    In the classroom, I’ve also used many methods to increase feedback and reflection among the students and recently have just finished a new app for the iPad, which I’d like to share with you and your readers — this last year I developed Equity Maps app to use in the classroom in order to “show” students how they interact and present them with descriptive “evidence” to debrief the equity of their interactions. It’s been great to help students to debrief and improve from one Socratic Seminars to another, and has truly made those overly talkative students, aka “loud mouths”, more aware of the need to share time; while, the quieter students in the circle, find a way to speak more often so as to not be outliers in end. I smiled with satisfaction when some female students referred to the Gender Equity data after a Socratic Seminar and the fact that the boys in the group had spoken far more than the girls had, to point out that she felt that the boys were often more aggressive and outspoken — a lengthy discussion followed and I’m certain that the boys internalized a bit of what the girls were saying, especially since the data revealed the difference. The data had empowered the students and definitely elevated the sophistication of the discussion.

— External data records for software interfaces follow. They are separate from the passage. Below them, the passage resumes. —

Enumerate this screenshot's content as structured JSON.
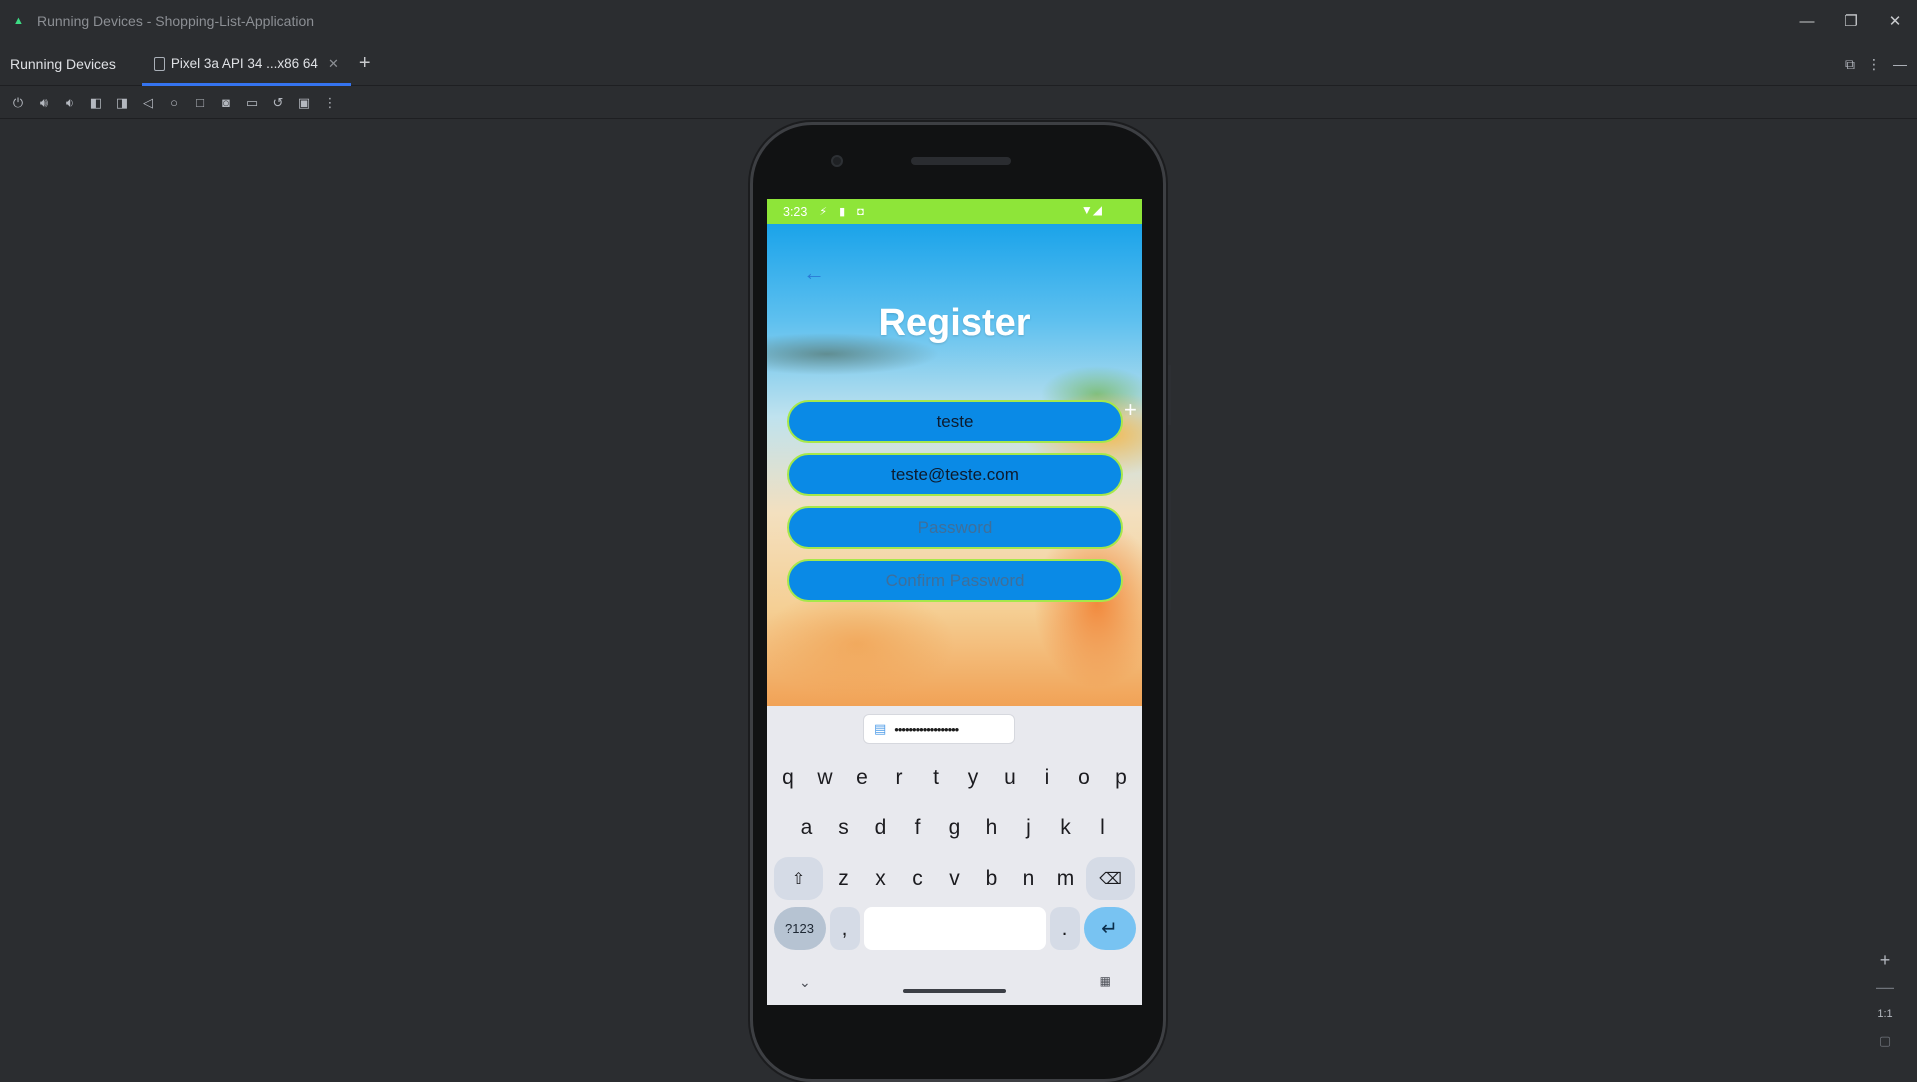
{
  "window": {
    "title": "Running Devices - Shopping-List-Application"
  },
  "tool_window": {
    "title": "Running Devices",
    "tab_label": "Pixel 3a API 34 ...x86 64"
  },
  "device": {
    "status_time": "3:23"
  },
  "register_screen": {
    "title": "Register",
    "fields": [
      {
        "name": "username",
        "value": "teste",
        "placeholder": ""
      },
      {
        "name": "email",
        "value": "teste@teste.com",
        "placeholder": ""
      },
      {
        "name": "password",
        "value": "",
        "placeholder": "Password"
      },
      {
        "name": "confirm_password",
        "value": "",
        "placeholder": "Confirm Password"
      }
    ]
  },
  "keyboard": {
    "clipboard_suggestion": "••••••••••••••••••",
    "row1": [
      "q",
      "w",
      "e",
      "r",
      "t",
      "y",
      "u",
      "i",
      "o",
      "p"
    ],
    "row2": [
      "a",
      "s",
      "d",
      "f",
      "g",
      "h",
      "j",
      "k",
      "l"
    ],
    "row3": [
      "z",
      "x",
      "c",
      "v",
      "b",
      "n",
      "m"
    ],
    "symbols_key": "?123",
    "comma_key": ",",
    "period_key": "."
  },
  "zoom_controls": {
    "one_to_one": "1:1"
  }
}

In all, I’ve just released this app and I hope that you’ll get a chance to try it in your classes as well.

    Thanks for initiating the discussion into finding ways to create better discussions!

    Dave Nelson
    Classroom Teacher and Founder of Equity Maps app
    http://www.equitymaps.com
    @equitymaps

Author

Alice Chen

Alice Chen is an English Language Arts teacher, technology coach, and professional development trainer. Additionally, she is a Lead PBS Digital Innovator, Google for Education Certified Innovator, and PBS SoCaL American Graduate Champion. She is constantly pushing the boundaries of her knowledge and believes in the power of a collaborative Personal Learning Network (PLN). She enjoys connecting with other educators on Twitter @wondertechedu, and she also blogs at wondertechedu.blogspot.com. Meanderers welcomed.

Sponsored by

Become a KQED sponsor